While this is not intended to be a post on the merits of Chevron, I will say this.  The attack on Chevron is really an attack on modernity itself.  The world has gotten much more complicated, and SCOTUS just doesn’t like that.

Time will tell regarding how SCOTUS’s efforts to return us to a simpler era work out.

Regulating the Impossible Dream: NRC decision streamlines efforts to commercialize fusion

On April 13, 2023, the Commissioners of the Nuclear Regulatory Commission (NRC) voted to approve a proposal that will accelerate the commercialization of fusion energy in the United States.  Specifically, the NRC determined that fusion energy be regulated under the Nuclear Regulatory Commission’s byproduct material framework contained in 10 C.F.R. Part 30, “Rules of General Applicability to Domestic Licensing of Byproduct Material.”

Part 30 requires general or specific licenses to manufacture,… More

Introducing Our Blog Series on Clean Hydrogen

We’re launching this blog series to help readers keep pace with the fast-moving world of clean hydrogen.  Each week or so we’ll post an article on different legal, regulatory, and technical opportunities and challenges facing companies who are developing or exploring clean hydrogen projects.

We need a comprehensive approach to tackling climate change, one that targets all sectors of the economy.  Wind, solar, and electric vehicles are undoubtedly important,… More

Berkeley’s Ban on Natural Gas in New Construction is Preempted: What Will Happen to Other Local Bans?

On Monday, the 9th Circuit Court of Appeals held that the City of Berkeley ordinance entitled “Prohibition of Natural Gas Infrastructure in New Buildings” was preempted by the Energy Policy and Conservation Act.  The relevant language in the EPCA provides as follows: 

no State regulation concerning the energy efficiency, energy use, or water use of such covered product shall be effective with respect to such product.

There are a number of exemptions and other details, but that’s the core.

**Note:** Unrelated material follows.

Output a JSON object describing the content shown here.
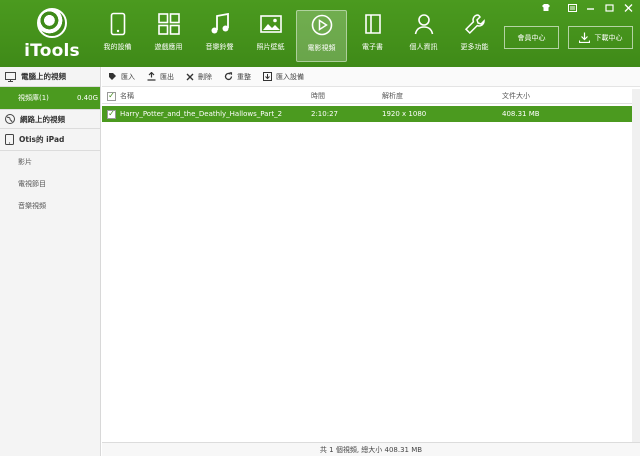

Berkeley and a number of amici (including the United States, which supported Berkeley) argued that the preclusion of gas hookups is not the same thing as regulating the energy efficiency of the actual product itself.  I’m not going to get into the merits, other than to note that, based on the following, I don’t expect any hardcore mathematicians among my readers to sympathize with the City’s arguments:

Berkeley’s main contention is that its Ordinance doesn’t regulate “energy use” because it bans natural gas rather than prescribes an affirmative “quantity of energy.” While Berkeley concedes that a prohibition on natural gas infrastructure reduces the energy consumed by natural gas appliances in new buildings to “zero,” it argues that “zero” is not a “quantity” and so the Ordinance is not an “energy use” regulation. But that defies the ordinary meaning of “quantity.”

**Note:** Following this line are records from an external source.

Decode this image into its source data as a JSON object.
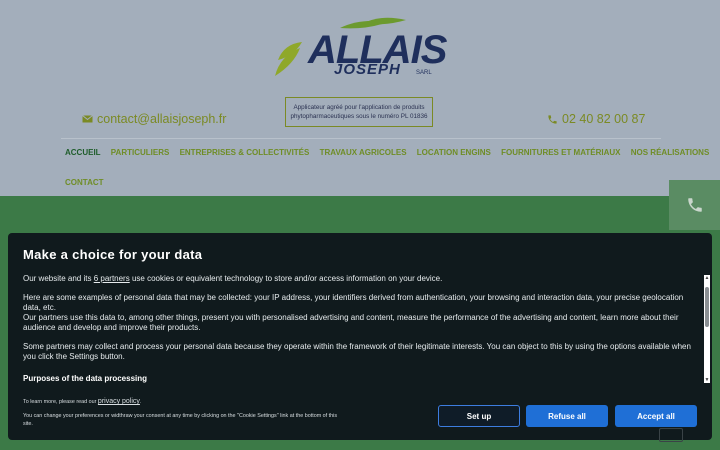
{
  "brand": {
    "name": "ALLAIS",
    "sub": "JOSEPH",
    "suffix": "SARL",
    "approval": "Applicateur agréé pour l'application de produits phytopharmaceutiques sous le numéro PL 01836"
  },
  "contact": {
    "email": "contact@allaisjoseph.fr",
    "phone": "02 40 82 00 87"
  },
  "nav": {
    "row1": [
      "ACCUEIL",
      "PARTICULIERS",
      "ENTREPRISES & COLLECTIVITÉS",
      "TRAVAUX AGRICOLES",
      "LOCATION ENGINS",
      "FOURNITURES ET MATÉRIAUX",
      "NOS RÉALISATIONS"
    ],
    "row2": [
      "CONTACT"
    ]
  },
  "consent": {
    "title": "Make a choice for your data",
    "p1_a": "Our website and its ",
    "p1_link": "6 partners",
    "p1_b": " use cookies or equivalent technology to store and/or access information on your device.",
    "p2": "Here are some examples of personal data that may be collected: your IP address, your identifiers derived from authentication, your browsing and interaction data, your precise geolocation data, etc.",
    "p3": "Our partners use this data to, among other things, present you with personalised advertising and content, measure the performance of the advertising and content, learn more about their audience and develop and improve their products.",
    "p4": "Some partners may collect and process your personal data because they operate within the framework of their legitimate interests. You can object to this by using the options available when you click the Settings button.",
    "purposes": "Purposes of the data processing",
    "learn_a": "To learn more, please read our ",
    "learn_link": "privacy policy",
    "learn_b": ".",
    "change": "You can change your preferences or widthraw your consent at any time by clicking on the \"Cookie Settings\" link at the bottom of this site.",
    "btn_setup": "Set up",
    "btn_refuse": "Refuse all",
    "btn_accept": "Accept all"
  }
}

I will note, however, that, if the 9th Circuit decision is adopted by other Circuit Courts or by the Supreme Court, it is difficult to see how other natural gas bans could survive a preemption challenge.  This case is not about specific facts related to the language of the Berkeley ordinance.  It is a decision on a facial challenge to the ordinance, in which the Court said that a ban on new natural gas connections is preempted by the EPCA.

Thus, if the 9th Circuit holding is the law, then other state or local bans are going to be preempted as well.  FWIW, I can imagine other Circuit courts disagreeing with the 9th Circuit.  In that case, I’d expect SCOTUS to take up what would be a pretty clear Circuit split.  And I’ve given up predicting what SCOTUS will do.  There are a number of conservative SCOTUS justices who might be generally expected to want to preserve local authority, so I am not certain that SCOTUS would find the bans to be preempted.  For those who just can’t get enough of preemption jurisprudence, I suggest that they read Judge O’Scannlain’s concurrence, which is pretty much a cris de coeur, begging SCOTUS to bring some clarity to the law of preemption.